The Eleventh Circuit heard oral argument on April 19 and, less than a month later, affirmed the District Court in all respects. As to the health-based claims, the three-judge panel emphasized in its May 14 opinion that critical causation testimony from the plaintiff’s expert toxicologist would have been unreliable, in part because the expert had assumed that it is dangerous to be exposed to emissions in concentrations that exceed federal emissions standards. This, the court cautioned, is typically untrue because “regulatory standards often build in considerable cushion in order to account for the most sensitive members of the population and prophylactically protect the public (in other words, they are protective).” Consequently, experts like the toxicologist engaged by the plaintiff in this case cannot reliably assume that exposures to emissions or other substances in concentrations that exceed an environmental regulatory standard are capable of causing harm. As to the property-damage claim, the Eleventh Circuit reiterated that, “despite the general rule that homeowners may testify as to the value of their homes,” property owners cannot offer valuation testimony that is not based on personal knowledge. Because the plaintiff’s claim that Mosaic’s emissions had devalued her home were based on speculation and not personal knowledge, the Eleventh Circuit affirmed entry of judgment in favor of Mosaic.

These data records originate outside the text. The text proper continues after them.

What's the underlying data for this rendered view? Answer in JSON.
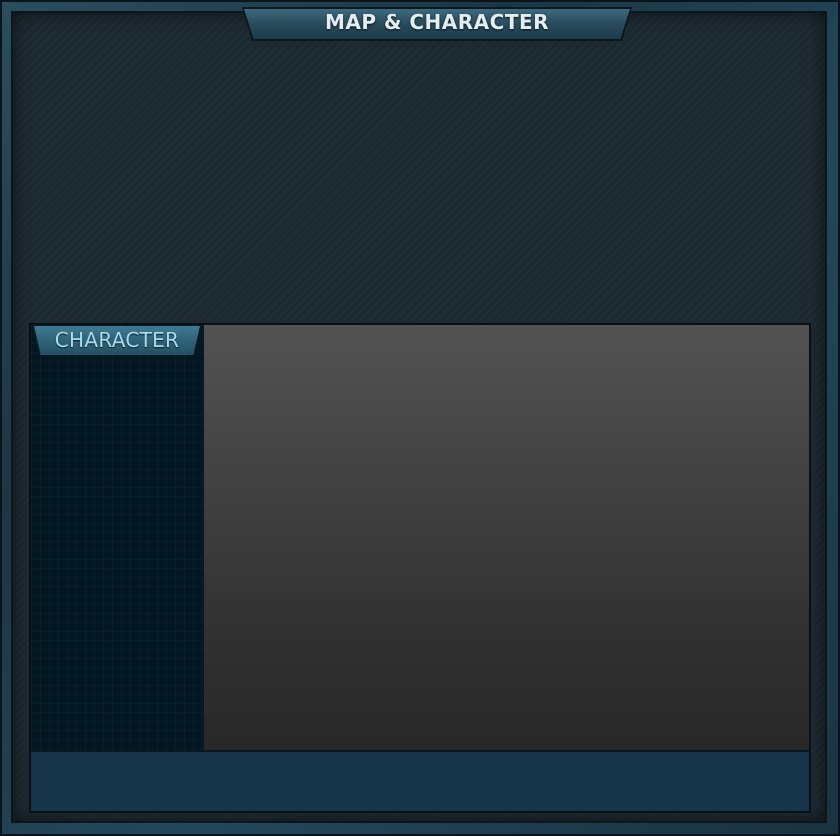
{
  "window": {
    "title": "MAP & CHARACTER"
  },
  "character_panel": {
    "tab_label": "CHARACTER"
  },
  "colors": {
    "frame_accent": "#2a4e5e",
    "panel_background": "#1d2931",
    "tab_text": "#a9dcef",
    "footer": "#16344a"
  }
}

The Eleventh Circuit also made an important procedural point: the burden of proving the reliability of an expert’s testimony under Federal Rule of Evidence 702 and Daubert v. Merrell Dow Pharmaceuticals, Inc., requires “meaningfully” and “squarely” presenting the District Court with the bases of the testimony. The plaintiff’s expert toxicologist had provided a report in which he listed 76 “empirical studies, website references, and regulatory documents” that he claimed supported his opinion, but he had not included any “endnotes, pin cites, or any other explanations as to what information [he had] gained from those references or what sources supported what conclusions.” The Eleventh Circuit held that, to the extent that the expert’s imprecise citation practice limited the District Judge’s ability to assess the reliability of the expert’s opinion, the District Judge did not err in “considering only that which was squarely before” her.

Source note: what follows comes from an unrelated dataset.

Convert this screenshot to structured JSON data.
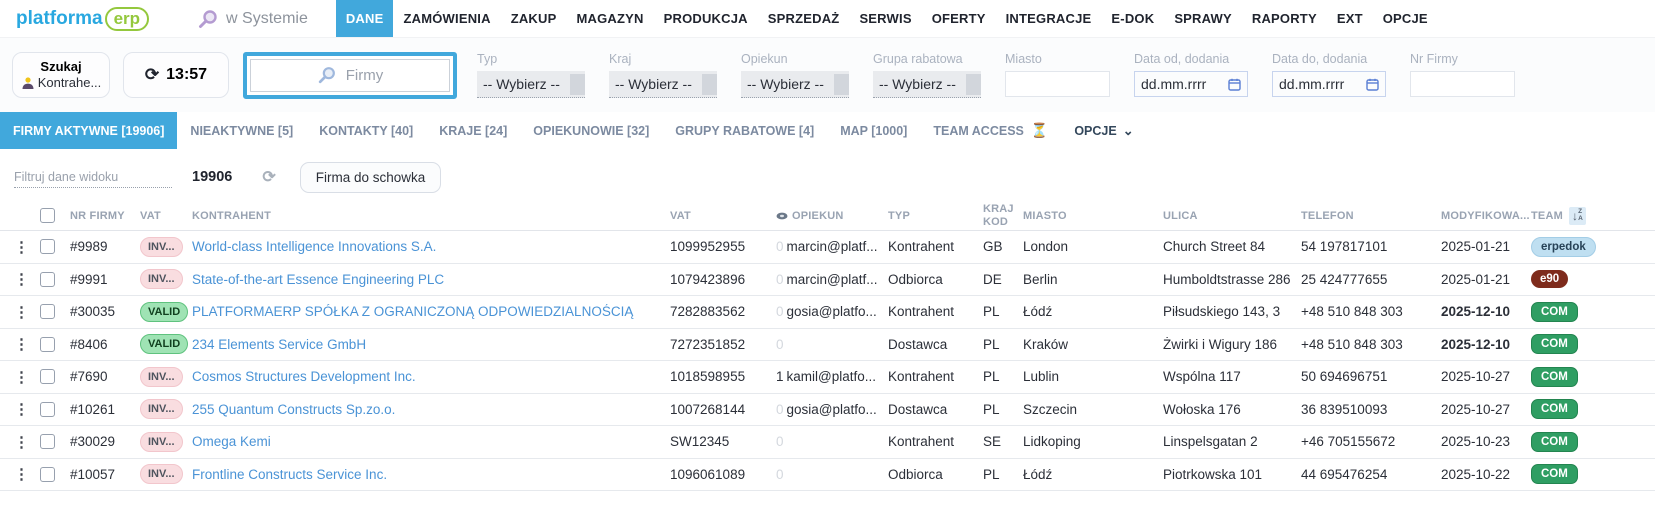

About Greenberg Traurig - Tampa

Greenberg Traurig’s Tampa office represents clients in a broad array of civil and criminal litigation, trial, and appellate practice in state and federal courts—including complex and high-stakes trials—both in Florida and around the country. The Tampa team also regularly represents clients in labor & employment, real estate, environmental, land development, corporate, bankruptcy & creditors’ rights, public finance, tax, and other business planning and transactions. The firm’s Tampa offices work closely with its Orlando office to offer clients multidisciplinary representation in the region, with the firm’s six other Florida offices to provide seamless state-wide representation, and with dozens of Greenberg Traurig offices in the United States and abroad to provide clients with both local expertise and global reach. Six Greenberg Traurig Tampa practices are listed as top-tier by U.S. News–Best Law Firms®. And, members of the Tampa team are recognized in Chambers and Partners USA Guide, The International Who’s Who of Business Lawyers, The Legal 500 United States, Florida Super Lawyers, Florida Trend magazine’s Florida Legal Elite, and Best Lawyers in America.

About Greenberg Traurig, LLP

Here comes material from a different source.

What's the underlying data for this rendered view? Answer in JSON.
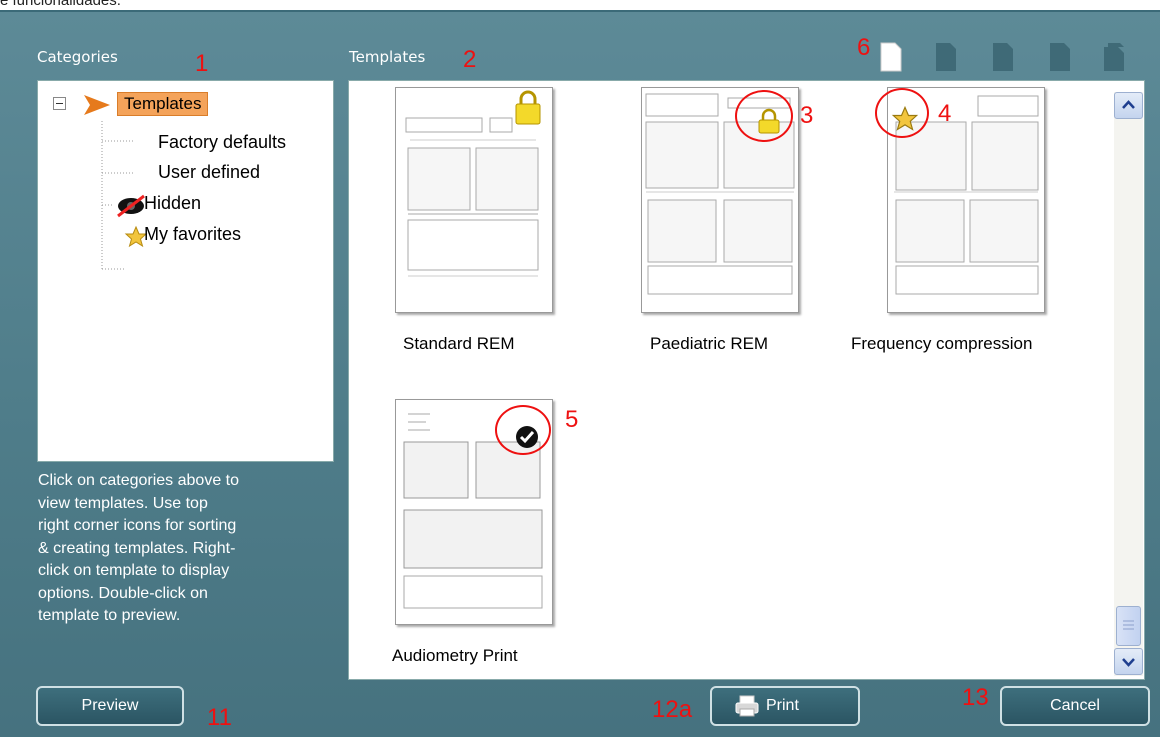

Greenberg Traurig, LLP (GT) has more than 2,000 attorneys in 38 offices in the United States, Latin America, Europe, Asia, and the Middle East. GT has been recognized for its philanthropic giving, was named the largest firm in the U.S. by Law360 in 2017, and is among the Top 20 on the 2017 Am Law Global 100. Web: Twitter: @GT_Law.